O'Reilly logo

97 Things Every Software Architect Should Know by Richard Monson-Haefel

Stay ahead with the world's most comprehensive technology and business learning platform.

With Safari, you learn the way you learn best. Get unlimited access to videos, live online training, learning paths, books, tutorials, and more.

Start Free Trial

No credit card required

Chapter 91. Software Doesn't Really Exist

Chad LaVigne is a solutions architect and technical hired gun for Baltimore-based TEKSystems, Inc. He works primarily in the Minneapolis area designing and implementing solutions utilizing Enterprise Java technologies.

Chad LaVigne
image with no caption

SOFTWARE ENGINEERING IS OFTEN COMPARED to well-established disciplines such as civil engineering. There's a problem with these analogies; unlike the very tangible products created by these traditional practices, software doesn't really exist. Not in the traditional sense anyway. Those of us in the world of ones and zeros aren't constrained by the same physical rules that bind classic engineering paradigms. While applying engineering principles to the software design phase works well, assuming you can implement the design in the same manner used by more traditional engineering approaches is unrealistic.

Both business and software are living, moving entities. Business requirements change rapidly due to things like newly acquired business partners and marketing strategies. This makes it very difficult to approach a software project in the same manner as a traditional engineering pursuit such as bridge construction. It is highly unlikely that you'll be asked to move the location of a bridge halfway through a construction project. However, it is very likely that the acquisition of a business partner will require you to ...
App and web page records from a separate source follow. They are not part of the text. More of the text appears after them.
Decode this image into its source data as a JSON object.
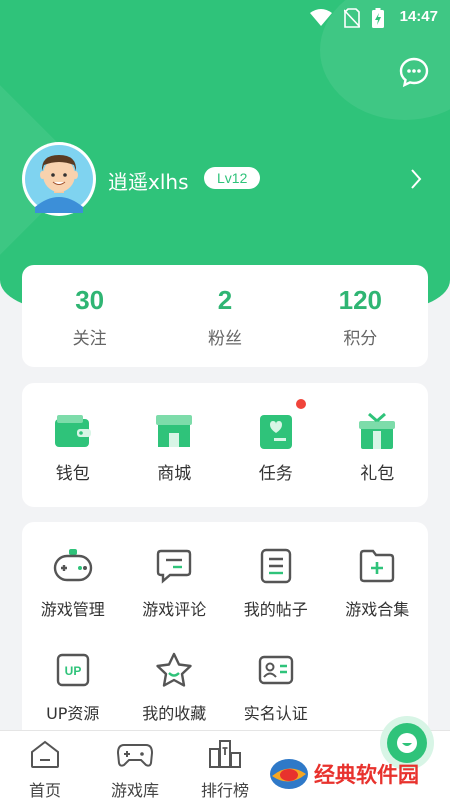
{
  "status": {
    "time": "14:47"
  },
  "profile": {
    "username": "逍遥xlhs",
    "level": "Lv12"
  },
  "stats": [
    {
      "value": "30",
      "label": "关注"
    },
    {
      "value": "2",
      "label": "粉丝"
    },
    {
      "value": "120",
      "label": "积分"
    }
  ],
  "quick": [
    {
      "label": "钱包",
      "icon": "wallet-icon"
    },
    {
      "label": "商城",
      "icon": "shop-icon"
    },
    {
      "label": "任务",
      "icon": "task-icon"
    },
    {
      "label": "礼包",
      "icon": "gift-icon"
    }
  ],
  "tools": [
    {
      "label": "游戏管理",
      "icon": "gamepad-icon"
    },
    {
      "label": "游戏评论",
      "icon": "comment-icon"
    },
    {
      "label": "我的帖子",
      "icon": "post-icon"
    },
    {
      "label": "游戏合集",
      "icon": "folder-add-icon"
    },
    {
      "label": "UP资源",
      "icon": "up-icon",
      "badge": "UP"
    },
    {
      "label": "我的收藏",
      "icon": "star-icon"
    },
    {
      "label": "实名认证",
      "icon": "id-card-icon"
    }
  ],
  "tabs": [
    {
      "label": "首页"
    },
    {
      "label": "游戏库"
    },
    {
      "label": "排行榜"
    }
  ],
  "watermark": {
    "text": "经典软件园"
  },
  "colors": {
    "primary": "#2fc37a",
    "stat_value": "#2fb573",
    "badge_dot": "#f0443a",
    "watermark": "#e8322d"
  }
}
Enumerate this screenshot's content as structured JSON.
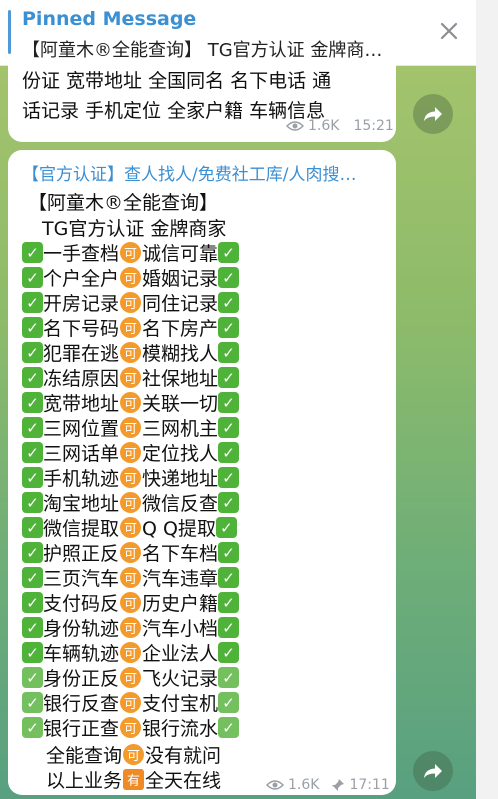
{
  "pinned": {
    "title": "Pinned Message",
    "text": "【阿童木®全能查询】 TG官方认证 金牌商…"
  },
  "message1": {
    "line1": "份证 宽带地址 全国同名 名下电话 通",
    "line2": "话记录 手机定位 全家户籍 车辆信息",
    "views": "1.6K",
    "time": "15:21"
  },
  "message2": {
    "link": "【官方认证】查人找人/免费社工库/人肉搜…",
    "head1": "【阿童木®全能查询】",
    "head2": "TG官方认证 金牌商家",
    "pill_char": "可",
    "rows": [
      {
        "left": "一手查档",
        "right": "诚信可靠"
      },
      {
        "left": "个户全户",
        "right": "婚姻记录"
      },
      {
        "left": "开房记录",
        "right": "同住记录"
      },
      {
        "left": "名下号码",
        "right": "名下房产"
      },
      {
        "left": "犯罪在逃",
        "right": "模糊找人"
      },
      {
        "left": "冻结原因",
        "right": "社保地址"
      },
      {
        "left": "宽带地址",
        "right": "关联一切"
      },
      {
        "left": "三网位置",
        "right": "三网机主"
      },
      {
        "left": "三网话单",
        "right": "定位找人"
      },
      {
        "left": "手机轨迹",
        "right": "快递地址"
      },
      {
        "left": "淘宝地址",
        "right": "微信反查"
      },
      {
        "left": "微信提取",
        "right": "Q Q提取"
      },
      {
        "left": "护照正反",
        "right": "名下车档"
      },
      {
        "left": "三页汽车",
        "right": "汽车违章"
      },
      {
        "left": "支付码反",
        "right": "历史户籍"
      },
      {
        "left": "身份轨迹",
        "right": "汽车小档"
      },
      {
        "left": "车辆轨迹",
        "right": "企业法人"
      },
      {
        "left": "身份正反",
        "right": "飞火记录"
      },
      {
        "left": "银行反查",
        "right": "支付宝机"
      },
      {
        "left": "银行正查",
        "right": "银行流水"
      }
    ],
    "footer1": {
      "left": "全能查询",
      "pill": "可",
      "right": "没有就问"
    },
    "footer2": {
      "left": "以上业务",
      "pill": "有",
      "right": "全天在线"
    },
    "views": "1.6K",
    "time": "17:11"
  }
}
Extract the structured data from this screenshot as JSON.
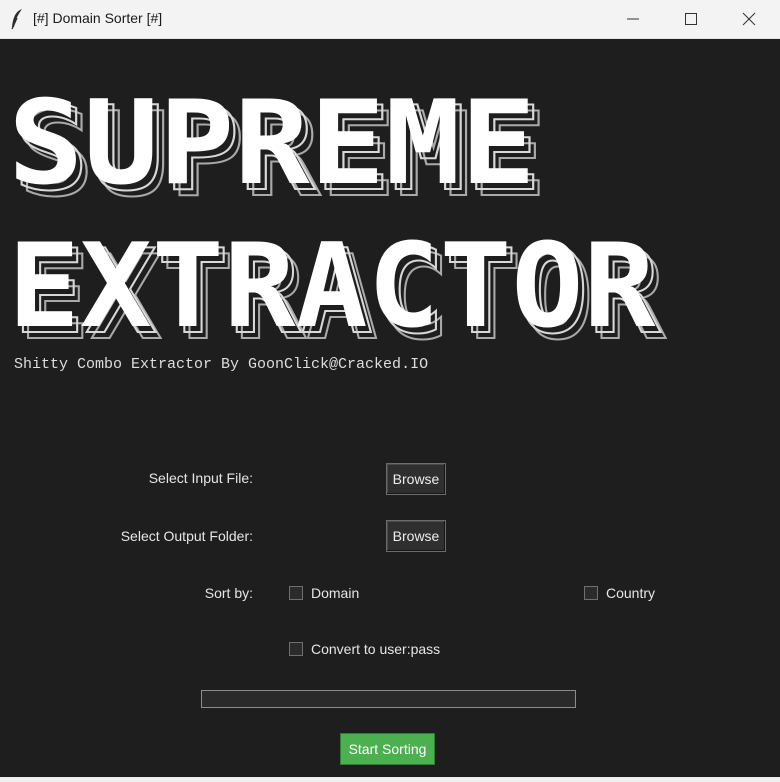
{
  "window": {
    "title": "[#] Domain Sorter [#]"
  },
  "banner": {
    "line1": "SUPREME",
    "line2": "EXTRACTOR",
    "subtitle": "Shitty Combo Extractor By GoonClick@Cracked.IO"
  },
  "form": {
    "input_file_label": "Select Input File:",
    "output_folder_label": "Select Output Folder:",
    "browse_label": "Browse",
    "sort_by_label": "Sort by:",
    "options": {
      "domain": {
        "label": "Domain",
        "checked": false
      },
      "country": {
        "label": "Country",
        "checked": false
      },
      "convert": {
        "label": "Convert to user:pass",
        "checked": false
      }
    }
  },
  "progress": {
    "value": 0
  },
  "actions": {
    "start_label": "Start Sorting"
  },
  "colors": {
    "background": "#1e1e1e",
    "start_button": "#4caf50",
    "text": "#e6e6e6"
  },
  "icons": {
    "app": "feather-icon",
    "minimize": "minimize-icon",
    "maximize": "maximize-icon",
    "close": "close-icon"
  }
}
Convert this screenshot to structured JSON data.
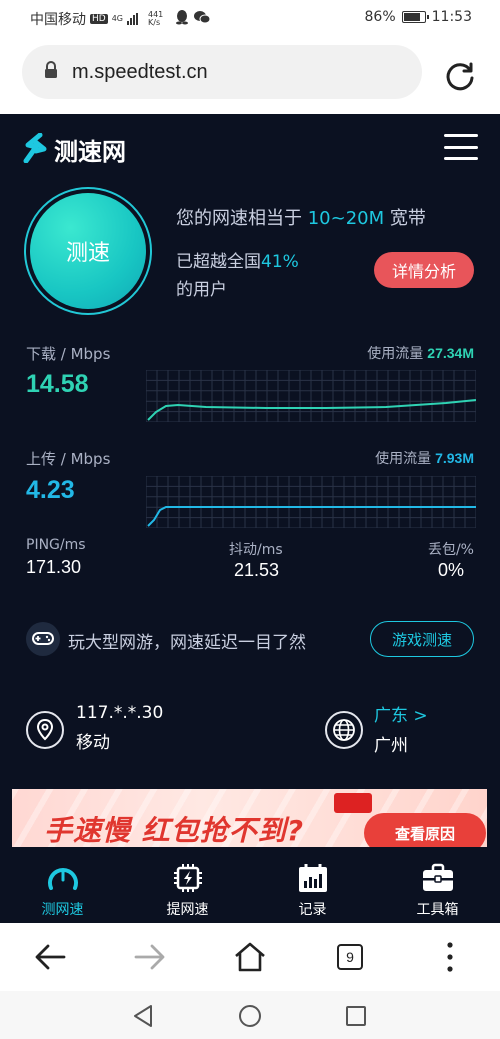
{
  "status_bar": {
    "carrier": "中国移动",
    "hd": "HD",
    "network": "4G",
    "speed_value": "441",
    "speed_unit": "K/s",
    "battery": "86%",
    "battery_level": 0.86,
    "time": "11:53"
  },
  "browser": {
    "url": "m.speedtest.cn",
    "tab_count": "9"
  },
  "app": {
    "logo": "测速网",
    "speed_button": "测速",
    "summary_prefix": "您的网速相当于",
    "summary_range": "10~20M",
    "summary_suffix": "宽带",
    "beat_prefix": "已超越全国",
    "beat_percent": "41%",
    "beat_suffix": "的用户",
    "detail_button": "详情分析"
  },
  "download": {
    "label": "下载 / Mbps",
    "value": "14.58",
    "usage_label": "使用流量",
    "usage_value": "27.34M",
    "color": "#2fd3b4"
  },
  "upload": {
    "label": "上传 / Mbps",
    "value": "4.23",
    "usage_label": "使用流量",
    "usage_value": "7.93M",
    "color": "#22b8e6"
  },
  "stats": {
    "ping_label": "PING/ms",
    "ping_value": "171.30",
    "jitter_label": "抖动/ms",
    "jitter_value": "21.53",
    "loss_label": "丢包/%",
    "loss_value": "0%"
  },
  "game": {
    "text": "玩大型网游，网速延迟一目了然",
    "button": "游戏测速"
  },
  "location": {
    "ip": "117.*.*.30",
    "isp": "移动",
    "province": "广东 >",
    "city": "广州"
  },
  "banner": {
    "text": "手速慢 红包抢不到?",
    "button": "查看原因"
  },
  "nav": {
    "items": [
      {
        "label": "测网速",
        "icon": "speedometer-icon",
        "active": true
      },
      {
        "label": "提网速",
        "icon": "chip-icon",
        "active": false
      },
      {
        "label": "记录",
        "icon": "records-icon",
        "active": false
      },
      {
        "label": "工具箱",
        "icon": "toolbox-icon",
        "active": false
      }
    ]
  },
  "colors": {
    "background": "#0b1121",
    "accent": "#1ec8e0",
    "danger": "#e8555a"
  }
}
With Safari, you learn the way you learn best. Get unlimited access to videos, live online training, learning paths, books, interactive tutorials, and more.

Start Free Trial

No credit card required